[App and web page records]
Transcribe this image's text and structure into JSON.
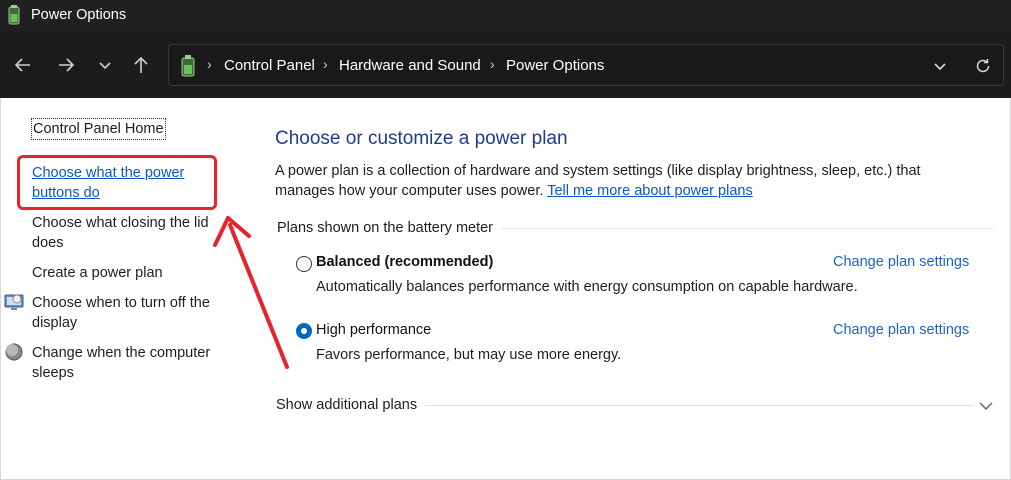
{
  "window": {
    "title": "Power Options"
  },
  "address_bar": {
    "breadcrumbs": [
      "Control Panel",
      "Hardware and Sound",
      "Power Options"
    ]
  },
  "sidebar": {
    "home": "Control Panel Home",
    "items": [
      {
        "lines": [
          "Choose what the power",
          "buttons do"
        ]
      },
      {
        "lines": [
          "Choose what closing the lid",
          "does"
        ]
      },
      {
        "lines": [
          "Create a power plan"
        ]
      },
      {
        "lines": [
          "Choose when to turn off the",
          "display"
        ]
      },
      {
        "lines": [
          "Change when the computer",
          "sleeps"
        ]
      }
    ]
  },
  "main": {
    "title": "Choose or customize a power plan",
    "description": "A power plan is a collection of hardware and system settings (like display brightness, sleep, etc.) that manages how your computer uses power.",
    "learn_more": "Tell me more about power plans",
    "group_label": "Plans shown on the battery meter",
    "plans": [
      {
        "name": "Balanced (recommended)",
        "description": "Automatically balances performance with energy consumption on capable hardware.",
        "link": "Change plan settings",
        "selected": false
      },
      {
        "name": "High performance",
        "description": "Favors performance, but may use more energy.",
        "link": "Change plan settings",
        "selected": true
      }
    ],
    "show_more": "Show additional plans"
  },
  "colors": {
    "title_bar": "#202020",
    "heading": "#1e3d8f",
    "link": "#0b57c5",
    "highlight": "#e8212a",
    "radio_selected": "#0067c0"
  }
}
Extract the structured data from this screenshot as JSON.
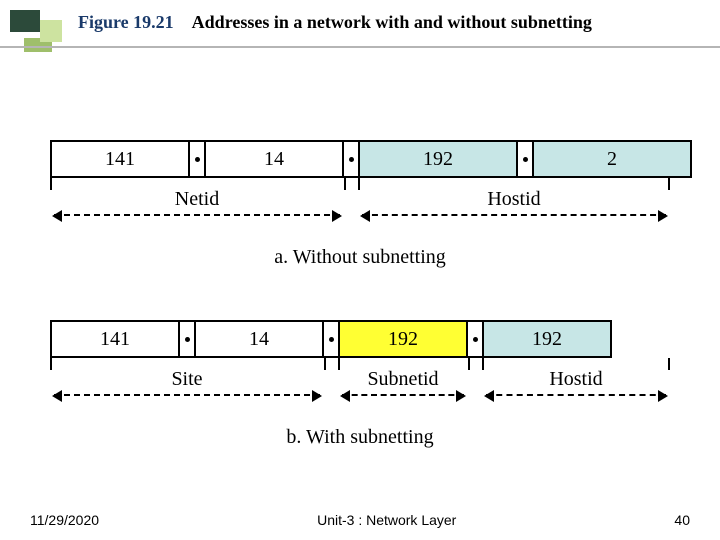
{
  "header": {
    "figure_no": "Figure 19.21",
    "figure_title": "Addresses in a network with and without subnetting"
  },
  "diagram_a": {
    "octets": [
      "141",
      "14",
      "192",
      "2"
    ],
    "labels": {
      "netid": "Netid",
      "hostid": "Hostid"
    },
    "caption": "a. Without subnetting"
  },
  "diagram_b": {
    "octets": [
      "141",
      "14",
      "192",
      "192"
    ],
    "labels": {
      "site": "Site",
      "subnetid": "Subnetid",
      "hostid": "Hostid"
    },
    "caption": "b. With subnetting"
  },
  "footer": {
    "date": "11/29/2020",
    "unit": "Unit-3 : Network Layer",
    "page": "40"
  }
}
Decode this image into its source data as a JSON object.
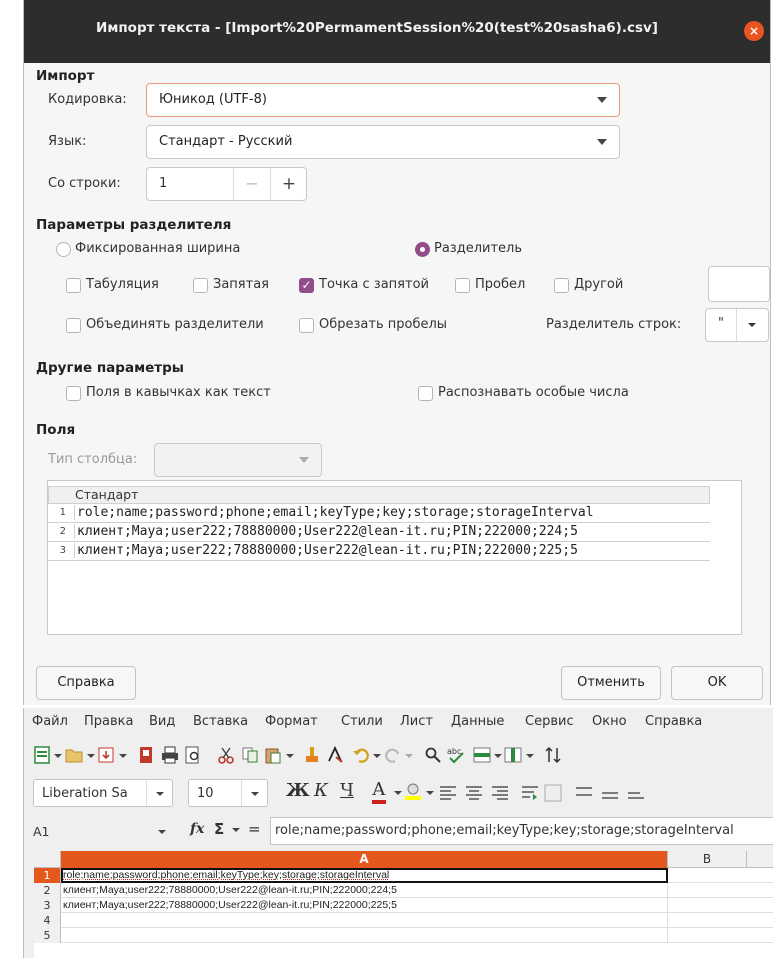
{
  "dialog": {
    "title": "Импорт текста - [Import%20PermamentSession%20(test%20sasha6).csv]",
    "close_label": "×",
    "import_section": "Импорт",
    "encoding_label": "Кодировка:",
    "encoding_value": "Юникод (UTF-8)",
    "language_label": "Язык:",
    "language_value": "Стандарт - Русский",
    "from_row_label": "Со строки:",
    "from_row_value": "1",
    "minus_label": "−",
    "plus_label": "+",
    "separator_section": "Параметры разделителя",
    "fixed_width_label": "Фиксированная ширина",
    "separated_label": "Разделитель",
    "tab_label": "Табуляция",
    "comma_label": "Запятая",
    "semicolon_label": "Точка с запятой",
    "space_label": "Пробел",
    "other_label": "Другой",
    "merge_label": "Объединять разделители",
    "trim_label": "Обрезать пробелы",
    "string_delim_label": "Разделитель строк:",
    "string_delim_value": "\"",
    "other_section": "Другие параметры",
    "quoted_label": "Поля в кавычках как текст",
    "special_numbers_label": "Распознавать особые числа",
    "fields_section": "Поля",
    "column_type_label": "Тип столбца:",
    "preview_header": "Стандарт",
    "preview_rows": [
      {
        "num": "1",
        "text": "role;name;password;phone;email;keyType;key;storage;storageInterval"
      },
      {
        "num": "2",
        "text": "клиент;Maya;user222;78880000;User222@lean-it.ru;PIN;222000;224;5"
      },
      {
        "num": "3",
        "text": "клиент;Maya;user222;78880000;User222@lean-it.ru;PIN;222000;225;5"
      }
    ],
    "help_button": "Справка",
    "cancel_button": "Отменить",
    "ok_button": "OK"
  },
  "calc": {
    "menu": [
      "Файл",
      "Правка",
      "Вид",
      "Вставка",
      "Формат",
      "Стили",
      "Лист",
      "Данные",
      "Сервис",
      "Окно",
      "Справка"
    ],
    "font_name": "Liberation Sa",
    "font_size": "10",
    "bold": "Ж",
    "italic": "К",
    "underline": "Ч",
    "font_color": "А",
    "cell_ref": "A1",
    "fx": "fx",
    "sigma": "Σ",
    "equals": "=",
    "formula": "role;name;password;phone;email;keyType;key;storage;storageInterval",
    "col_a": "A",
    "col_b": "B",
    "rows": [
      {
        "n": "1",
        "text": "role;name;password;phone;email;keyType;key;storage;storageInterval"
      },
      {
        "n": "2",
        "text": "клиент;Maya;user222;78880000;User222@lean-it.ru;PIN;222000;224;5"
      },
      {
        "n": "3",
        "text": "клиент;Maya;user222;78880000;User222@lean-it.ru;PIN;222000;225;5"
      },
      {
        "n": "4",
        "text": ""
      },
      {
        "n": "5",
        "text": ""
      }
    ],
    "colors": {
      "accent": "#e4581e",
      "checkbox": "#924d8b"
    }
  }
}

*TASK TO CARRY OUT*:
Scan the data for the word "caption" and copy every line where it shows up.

*THE ANSWER*:
    "caption": "a. Without subnetting"
    "caption": "b. With subnetting"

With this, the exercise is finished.